Milling around: a metaphorical research about yourself
a project by Diotima Parenson
At the base of this project there’s a research about human identity, about the inside and out, about the coincidence of human paths. It’s not by chance that the artist presents herself with a different name.
“Milling aroud” is a famous English common saying that means “walking around”, vaguely, but it’s also a hint to the movement of the windmills from the West Indies, once used in sugar cane plantations.
The depicted maps become a vehicle to orient oneself along the present path, coming from the awareness of one’s own story.
The sky maps illustrating now the northern hemisphere then old iconographies have been depicted on two separated plexiglass plates , which are sewed together and coincide through a string that hang them up; colours and shapes project glares on the surface on which they’re oriented.
The boxes made of two plexiglass sheets in an aluminium frame represent scenes of everyday life, looking into the Antiguan population’s life, with its own history and mores.

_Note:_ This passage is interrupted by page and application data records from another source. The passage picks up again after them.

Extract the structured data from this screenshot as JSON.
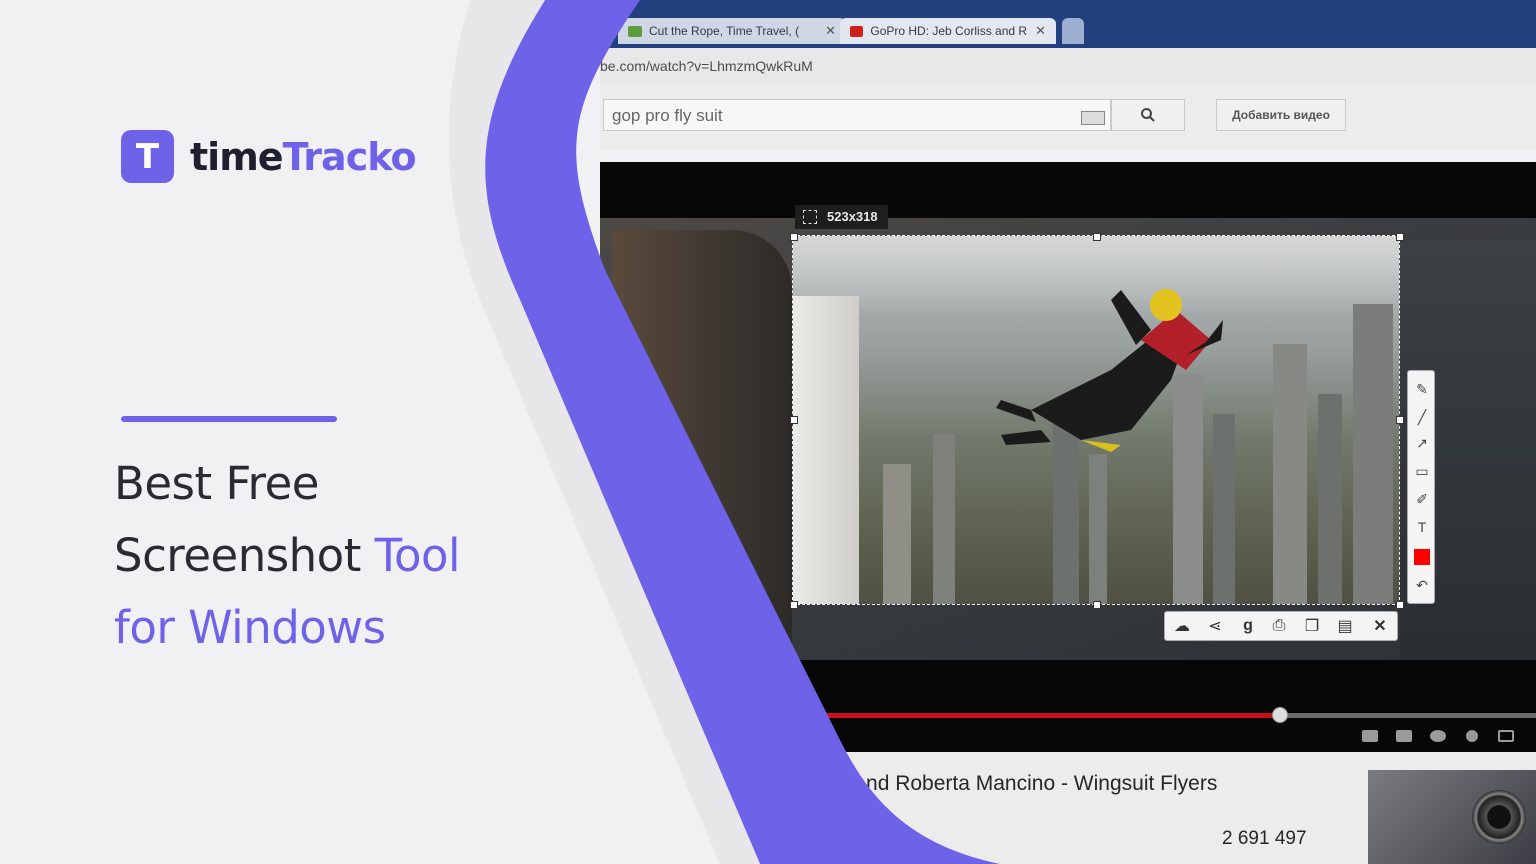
{
  "brand": {
    "mark_letter": "T",
    "name_part1": "time",
    "name_part2": "Tracko"
  },
  "headline": {
    "line1": "Best Free",
    "line2_plain": "Screenshot ",
    "line2_accent": "Tool",
    "line3": "for Windows"
  },
  "colors": {
    "accent": "#6e63e8",
    "text": "#2a2a33",
    "panel": "#f1f1f3"
  },
  "browser": {
    "tabs": [
      {
        "label": "Cut the Rope, Time Travel, (",
        "icon": "game-icon"
      },
      {
        "label": "GoPro HD: Jeb Corliss and R",
        "icon": "youtube-icon"
      }
    ],
    "address": "be.com/watch?v=LhmzmQwkRuM"
  },
  "youtube": {
    "search_value": "gop pro fly suit",
    "upload_label": "Добавить видео"
  },
  "capture": {
    "size_label": "523x318",
    "vertical_tools": [
      "pencil-icon",
      "line-icon",
      "arrow-icon",
      "rectangle-icon",
      "marker-icon",
      "text-icon",
      "color-swatch",
      "undo-icon"
    ],
    "horizontal_tools": [
      "upload-cloud-icon",
      "share-icon",
      "google-search-icon",
      "print-icon",
      "copy-icon",
      "save-icon",
      "close-icon"
    ],
    "color": "#ff0000"
  },
  "video": {
    "title": "s and Roberta Mancino - Wingsuit Flyers",
    "views": "2 691 497",
    "progress": 0.67
  }
}
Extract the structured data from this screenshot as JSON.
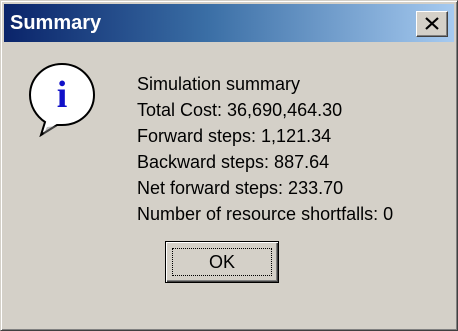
{
  "window": {
    "title": "Summary"
  },
  "titlebar": {
    "close_symbol": "✕",
    "close_icon": "close-icon"
  },
  "icon": {
    "name": "info-icon",
    "glyph": "i"
  },
  "message": {
    "lines": [
      "Simulation summary",
      "Total Cost: 36,690,464.30",
      "Forward steps: 1,121.34",
      "Backward steps: 887.64",
      "Net forward steps: 233.70",
      "Number of resource shortfalls: 0"
    ]
  },
  "buttons": {
    "ok_label": "OK"
  },
  "colors": {
    "title_gradient_start": "#0a246a",
    "title_gradient_end": "#a6caf0",
    "face": "#d4d0c8",
    "info_blue": "#1010c8"
  }
}
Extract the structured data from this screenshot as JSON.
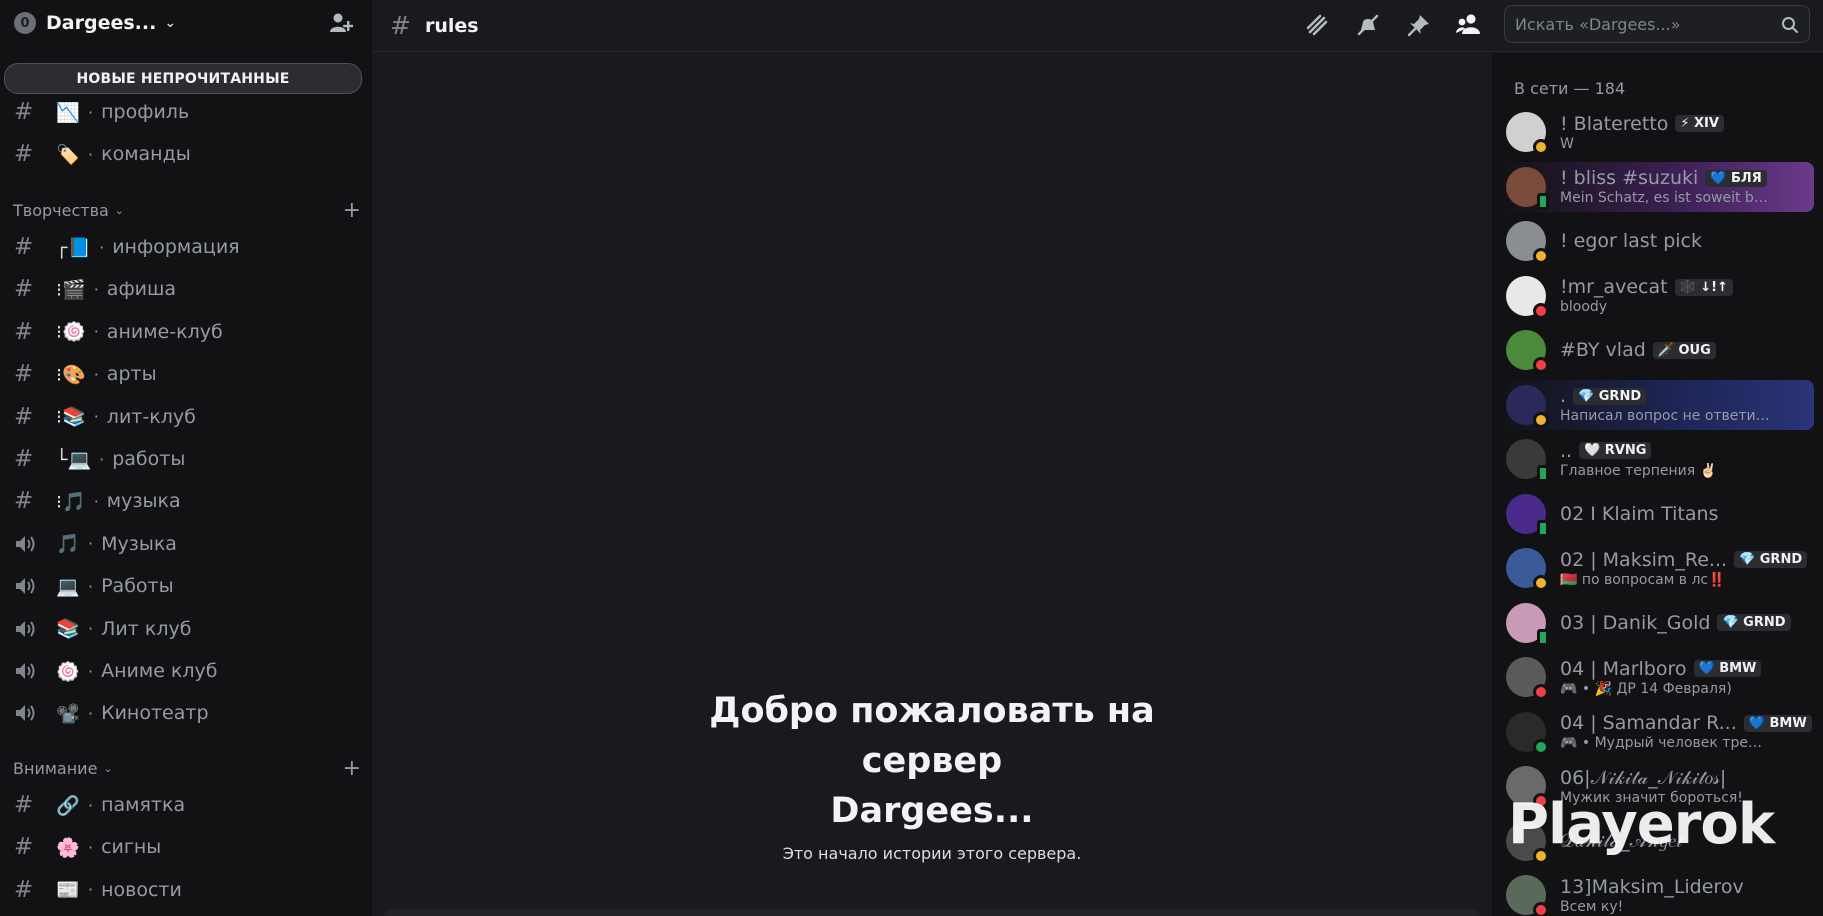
{
  "server": {
    "name": "Dargees...",
    "icon_letter": "0"
  },
  "unread_banner": "НОВЫЕ НЕПРОЧИТАННЫЕ",
  "channels_top": [
    {
      "emoji": "📉",
      "label": "профиль",
      "type": "text"
    },
    {
      "emoji": "🏷️",
      "label": "команды",
      "type": "text"
    }
  ],
  "categories": {
    "creativity": "Творчества",
    "attention": "Внимание"
  },
  "channels_creativity": [
    {
      "emoji": "┌📘",
      "label": "информация",
      "type": "text"
    },
    {
      "emoji": "⁝🎬",
      "label": "афиша",
      "type": "text"
    },
    {
      "emoji": "⁝🍥",
      "label": "аниме-клуб",
      "type": "text"
    },
    {
      "emoji": "⁝🎨",
      "label": "арты",
      "type": "text"
    },
    {
      "emoji": "⁝📚",
      "label": "лит-клуб",
      "type": "text"
    },
    {
      "emoji": "└💻",
      "label": "работы",
      "type": "text"
    },
    {
      "emoji": "⁝🎵",
      "label": "музыка",
      "type": "text"
    },
    {
      "emoji": "🎵",
      "label": "Музыка",
      "type": "voice"
    },
    {
      "emoji": "💻",
      "label": "Работы",
      "type": "voice"
    },
    {
      "emoji": "📚",
      "label": "Лит клуб",
      "type": "voice"
    },
    {
      "emoji": "🍥",
      "label": "Аниме клуб",
      "type": "voice"
    },
    {
      "emoji": "📽️",
      "label": "Кинотеатр",
      "type": "voice"
    }
  ],
  "channels_attention": [
    {
      "emoji": "🔗",
      "label": "памятка",
      "type": "text"
    },
    {
      "emoji": "🌸",
      "label": "сигны",
      "type": "text"
    },
    {
      "emoji": "📰",
      "label": "новости",
      "type": "text"
    }
  ],
  "separator_dot": "·",
  "topbar": {
    "channel": "rules",
    "search_placeholder": "Искать «Dargees...»"
  },
  "welcome": {
    "title_line1": "Добро пожаловать на",
    "title_line2": "сервер",
    "title_line3": "Dargees...",
    "subtitle": "Это начало истории этого сервера."
  },
  "members_header": "В сети — 184",
  "members": [
    {
      "name": "! Blateretto",
      "tag": "⚡ XIV",
      "sub": "W",
      "status": "idle",
      "avatar": "#d0d0d0"
    },
    {
      "name": "! bliss #suzuki",
      "tag": "💙 БЛЯ",
      "sub": "Mein Schatz, es ist soweit by Bli",
      "status": "mobile",
      "avatar": "#7a4a3a",
      "highlight": "purple"
    },
    {
      "name": "! egor last pick",
      "tag": "",
      "sub": "",
      "status": "idle",
      "avatar": "#8a8d92"
    },
    {
      "name": "!mr_avecat",
      "tag": "🕸️ ↓!↑",
      "sub": "bloody",
      "status": "dnd",
      "avatar": "#e8e8e8"
    },
    {
      "name": "#BY vlad",
      "tag": "🗡️ OUG",
      "sub": "",
      "status": "dnd",
      "avatar": "#4a8a3a"
    },
    {
      "name": ".",
      "tag": "💎 GRND",
      "sub": "Написал вопрос не ответил зна",
      "status": "idle",
      "avatar": "#2a2a5a",
      "highlight": "blue"
    },
    {
      "name": "..",
      "tag": "🤍 RVNG",
      "sub": "Главное терпения ✌🏻",
      "status": "mobile",
      "avatar": "#3a3a3a"
    },
    {
      "name": "02 I Klaim Titans",
      "tag": "",
      "sub": "",
      "status": "mobile",
      "avatar": "#4a2a8a"
    },
    {
      "name": "02 | Maksim_Re...",
      "tag": "💎 GRND",
      "sub": "🇧🇾 по вопросам в лс‼️",
      "status": "idle",
      "avatar": "#3a5a9a"
    },
    {
      "name": "03 | Danik_Gold",
      "tag": "💎 GRND",
      "sub": "",
      "status": "mobile",
      "avatar": "#c89ab8"
    },
    {
      "name": "04 | Marlboro",
      "tag": "💙 BMW",
      "sub": "🎮 • 🎉 ДР 14 Февраля)",
      "status": "dnd",
      "avatar": "#5a5a5a"
    },
    {
      "name": "04 | Samandar R...",
      "tag": "💙 BMW",
      "sub": "🎮 • Мудрый человек требует всегд",
      "status": "online",
      "avatar": "#2a2a2a"
    },
    {
      "name": "06|𝒩𝒾𝓀𝒾𝓉𝒶_𝒩𝒾𝓀𝒾𝓉𝑜𝓈|",
      "tag": "",
      "sub": "Мужик значит бороться!",
      "status": "dnd",
      "avatar": "#6a6a6a"
    },
    {
      "name": "𝒟𝒶𝓃𝒾𝓁𝒶_𝒜𝓃𝑔𝑒𝓁",
      "tag": "",
      "sub": "",
      "status": "idle",
      "avatar": "#4a4a4a"
    },
    {
      "name": "13]Maksim_Liderov",
      "tag": "",
      "sub": "Всем ку!",
      "status": "dnd",
      "avatar": "#5a6a5a"
    }
  ],
  "watermark": "Playerok",
  "colors": {
    "sidebar_bg": "#121214",
    "main_bg": "#1a1a1e",
    "idle": "#f0b232",
    "dnd": "#f23f43",
    "online": "#23a55a"
  },
  "icons": [
    "invite-user-icon",
    "threads-icon",
    "mute-icon",
    "pin-icon",
    "member-list-icon",
    "search-icon",
    "speaker-icon"
  ]
}
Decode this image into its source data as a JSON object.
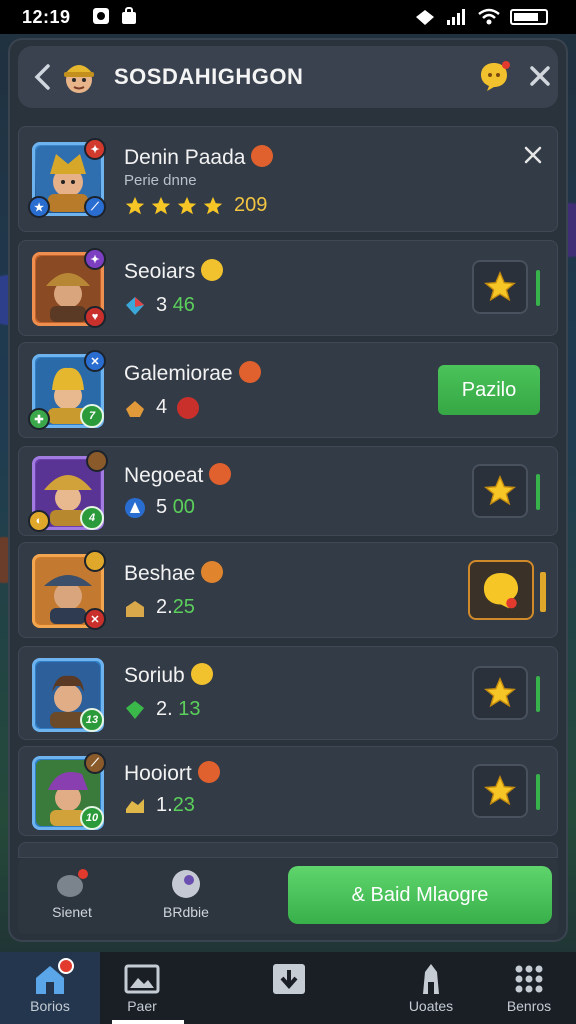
{
  "status_bar": {
    "time": "12:19",
    "battery_text": ""
  },
  "header": {
    "title": "SOSDAHIGHGON"
  },
  "rows": [
    {
      "name": "Denin Paada",
      "subtitle": "Perie dnne",
      "stat": "209",
      "stars": 4,
      "action": "close"
    },
    {
      "name": "Seoiars",
      "stat_prefix": "3",
      "stat_value": "46",
      "action": "star"
    },
    {
      "name": "Galemiorae",
      "stat_prefix": "4",
      "stat_value": "",
      "action": "button",
      "button_label": "Pazilo"
    },
    {
      "name": "Negoeat",
      "stat_prefix": "5",
      "stat_value": "00",
      "action": "star"
    },
    {
      "name": "Beshae",
      "stat_prefix": "2.",
      "stat_value": "25",
      "action": "chat"
    },
    {
      "name": "Soriub",
      "stat_prefix": "2.",
      "stat_value": "13",
      "action": "star"
    },
    {
      "name": "Hooiort",
      "stat_prefix": "1.",
      "stat_value": "23",
      "action": "star"
    }
  ],
  "row_levels": [
    "",
    "",
    "7",
    "4",
    "",
    "13",
    "10"
  ],
  "bottom_panel": {
    "left_label": "Sienet",
    "middle_label": "BRdbie",
    "primary_button": "& Baid Mlaogre"
  },
  "nav": [
    {
      "label": "Borios",
      "icon": "home-icon"
    },
    {
      "label": "Paer",
      "icon": "image-icon"
    },
    {
      "label": "",
      "icon": "download-icon"
    },
    {
      "label": "Uoates",
      "icon": "tower-icon"
    },
    {
      "label": "Benros",
      "icon": "grid-icon"
    }
  ],
  "colors": {
    "accent_green": "#38b04a",
    "panel": "#2a323c",
    "row": "#333b46"
  }
}
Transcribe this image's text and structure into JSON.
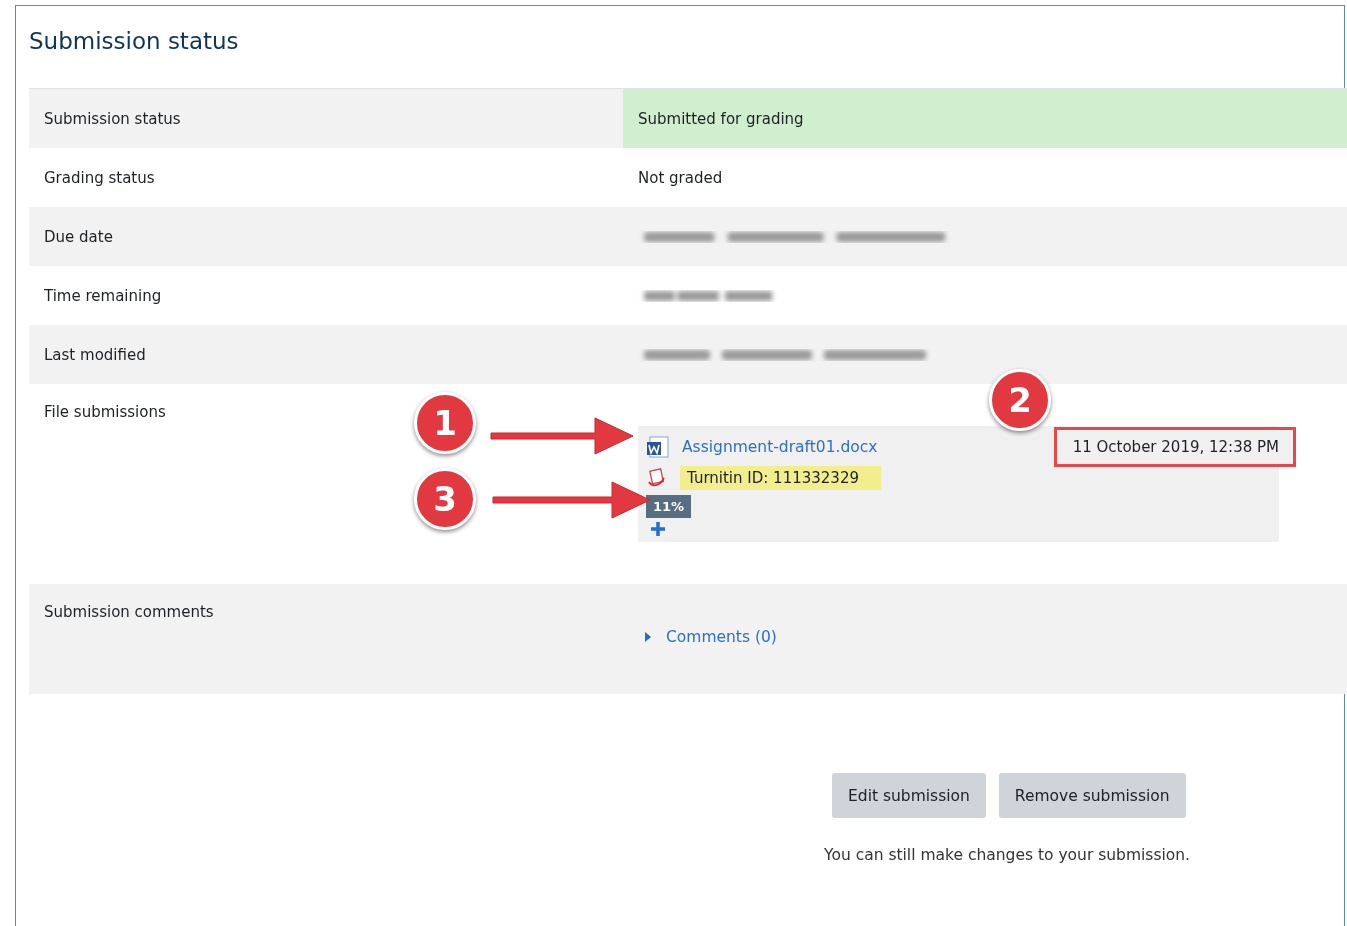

The pictures, taken from youtube movies, have been reproduced on a mirrored surface in order to create a play between the observer – who observes himself while looking at the painting, which is changing continuously depending on the glare that is an essential part of the work – and the plexiglass transparency where the theme of the map occurs.
The three-dimensional windmills lead – through technical solutions of light and colour – to the human component given by the wheeling around of the blades.
Finally, in the wide painting entitled “Sounds”, over an old map of the Island a group of figures becomes blended and indistinct on the background meaning to say that sometimes the past seems more limpid than the present.